Abstract: TH-PO210

Congestive Glomerulopathy: An Uncommon Primary Finding in Nephrotic Syndrome

Session Information

Category: Nephrology Education

  • 1302 Fellows and Residents Case Reports

Authors

  • Donnan, Michael D., Northwestern University Feinberg School of Medicine, Chicago, Illinois, United States
  • Kanwar, Yashpal S., Northwestern University Feinberg School of Medicine, Chicago, Illinois, United States
  • Batlle, Daniel, Northwestern University Feinberg School of Medicine, Chicago, Illinois, United States
  • Ahya, Shubhada N., Northwestern University Feinberg School of Medicine, Chicago, Illinois, United States
Background

Congestion of the intra-glomerular feeding arterioles is a pathologic feature uncommonly reported as a primary finding on renal biopsy. Here we present a case of significant congestion of the intra-glomerular arterioles in a man with nephrotic syndrome and oliguric renal failure.

Methods

A 42 yo man presented with 2 weeks of weight gain and dyspnea. His symptoms were preceded by arthralgias for which he was taking regular ibuprofen. Exam demonstrated anasarca. Labs showed a rising serum creatinine from 0.9 to 6.4mg/dl. Serum albumin was 1.9g/dl, urinalysis with blood and protein, and 24 hour urine protein collection was 8.4g. Serologies revealed a low C3 / C4 and positive ANA. A renal biopsy showed minimal mesangial proliferation, marked dilation of the intra-glomerular portion of the feeding arterioles with significant congestion in a majority of the glomeruli by light microscopy. No other vascular pathology or micro-thombi seen. Final pathology was consistent with class V lupus nephritis. Renal artery duplex did not show renal vein thrombosis. Patient developed an acute deep vein thrombosis of the right brachial vein; hypercoagulable studies were unremarkable. Initiated on steroids and mycophenolate mofetil. One month after presentation, serum creatinine returned to baseline with <1g proteinuria.

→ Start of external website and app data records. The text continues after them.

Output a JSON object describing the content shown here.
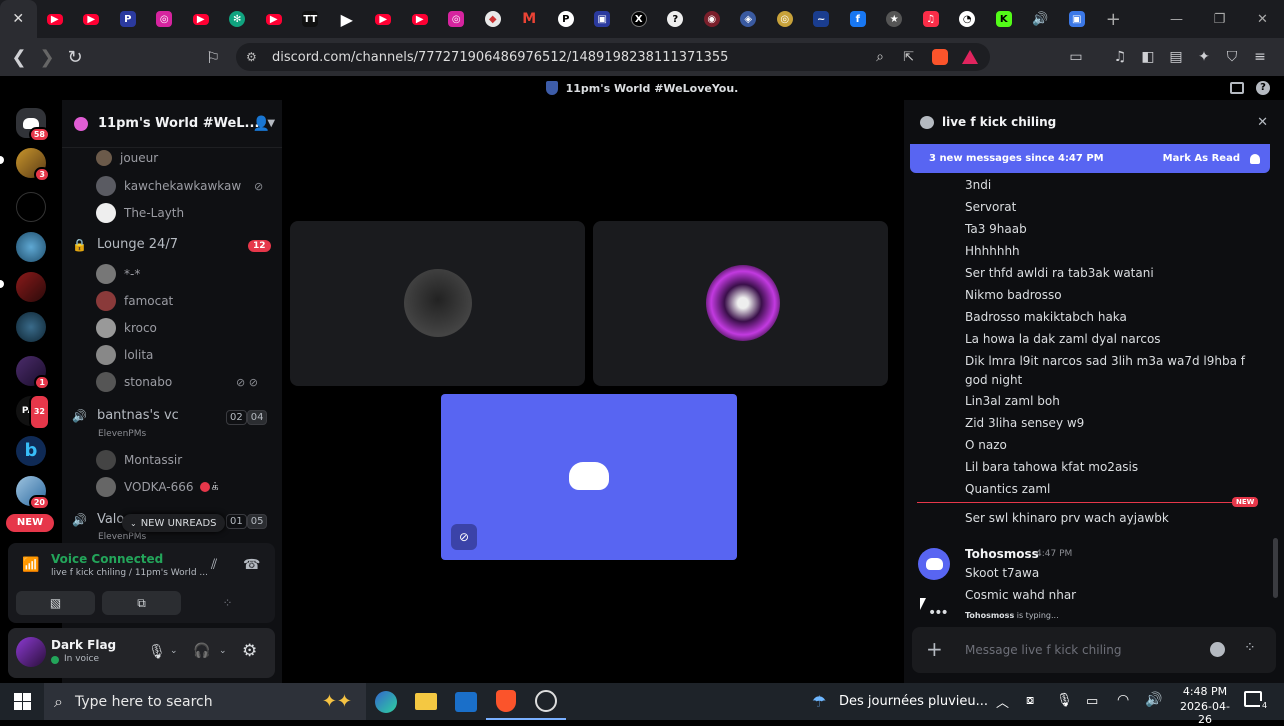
{
  "browser": {
    "url": "discord.com/channels/777271906486976512/1489198238111371355",
    "tab_favicons": [
      "close",
      "youtube",
      "youtube",
      "pinterest",
      "instagram",
      "youtube",
      "chatgpt",
      "youtube",
      "wattpad",
      "play",
      "youtube",
      "youtube",
      "instagram",
      "copilot",
      "gmail",
      "pi",
      "app",
      "x",
      "question",
      "target",
      "brave",
      "ring",
      "gov",
      "facebook",
      "badge",
      "music",
      "chat",
      "kick",
      "windows"
    ]
  },
  "discord": {
    "window_title": "11pm's World #WeLoveYou.",
    "server_name": "11pm's World #WeL...",
    "server_badges": [
      "58",
      "3",
      "1",
      "32",
      "20"
    ],
    "new_label": "NEW",
    "members_top": [
      "joueur",
      "kawchekawkawkaw",
      "The-Layth"
    ],
    "lounge": {
      "name": "Lounge 24/7",
      "badge": "12"
    },
    "lounge_members": [
      "*-*",
      "famocat",
      "kroco",
      "lolita",
      "stonabo"
    ],
    "bantnas": {
      "name": "bantnas's vc",
      "sub": "ElevenPMs",
      "count_a": "02",
      "count_b": "04"
    },
    "bantnas_members": [
      "Montassir",
      "VODKA-666"
    ],
    "vodka_tag": "க்",
    "valo": {
      "name": "Valo",
      "sub": "ElevenPMs",
      "count_a": "01",
      "count_b": "05"
    },
    "new_unreads": "NEW UNREADS",
    "voice": {
      "status": "Voice Connected",
      "channel": "live f kick chiling / 11pm's World ..."
    },
    "user": {
      "name": "Dark Flag",
      "status": "In voice"
    }
  },
  "chat": {
    "channel_name": "live f kick chiling",
    "banner_text": "3 new messages since 4:47 PM",
    "mark_read": "Mark As Read",
    "messages": [
      "3ndi",
      "Servorat",
      "Ta3 9haab",
      "Hhhhhhh",
      "Ser thfd awldi ra tab3ak watani",
      "Nikmo badrosso",
      "Badrosso makiktabch haka",
      "La howa la dak zaml dyal narcos",
      "Dik lmra l9it narcos sad 3lih m3a wa7d l9hba f",
      "god night",
      "Lin3al zaml boh",
      "Zid 3liha sensey w9",
      "O nazo",
      "Lil bara tahowa kfat mo2asis",
      "Quantics zaml"
    ],
    "new_tag": "NEW",
    "after_new": "Ser swl khinaro prv wach ayjawbk",
    "author": "Tohosmoss",
    "author_time": "4:47 PM",
    "author_msgs": [
      "Skoot t7awa",
      "Cosmic wahd nhar"
    ],
    "typing_user": "Tohosmoss",
    "typing_text": " is typing...",
    "input_placeholder": "Message live f kick chiling"
  },
  "taskbar": {
    "search_placeholder": "Type here to search",
    "weather": "Des journées pluvieu...",
    "time": "4:48 PM",
    "date": "2026-04-26",
    "notif_count": "4"
  },
  "colors": {
    "blurple": "#5865f2",
    "red": "#e6374a",
    "green": "#23a55a"
  }
}
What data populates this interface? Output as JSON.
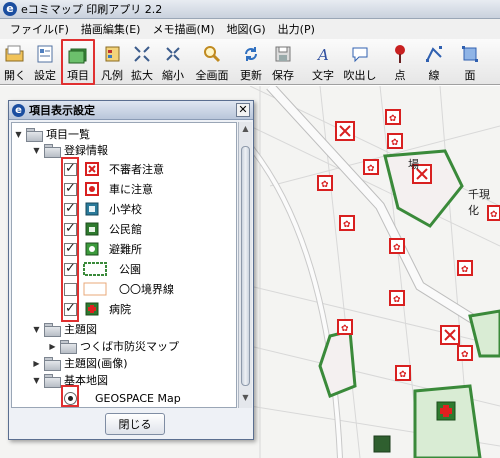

Conclusion

Marked intra-glomerular congestion is an atypical pathologic finding whose mechanism and significance is not yet known. It has been reported concurrently with visible micro-occlusions, as in the setting of thrombotic microangiopathy or sickle cell crisis. It rarely has been reported with renal vascular flow limitations, such as states of shock and renal vein thrombosis. In the setting of nephrotic syndrome one may postulate smaller venous thrombembolisms may have been present. While not previously reported, we surmise the possibility that the use of NSAIDs may have contributed to these findings.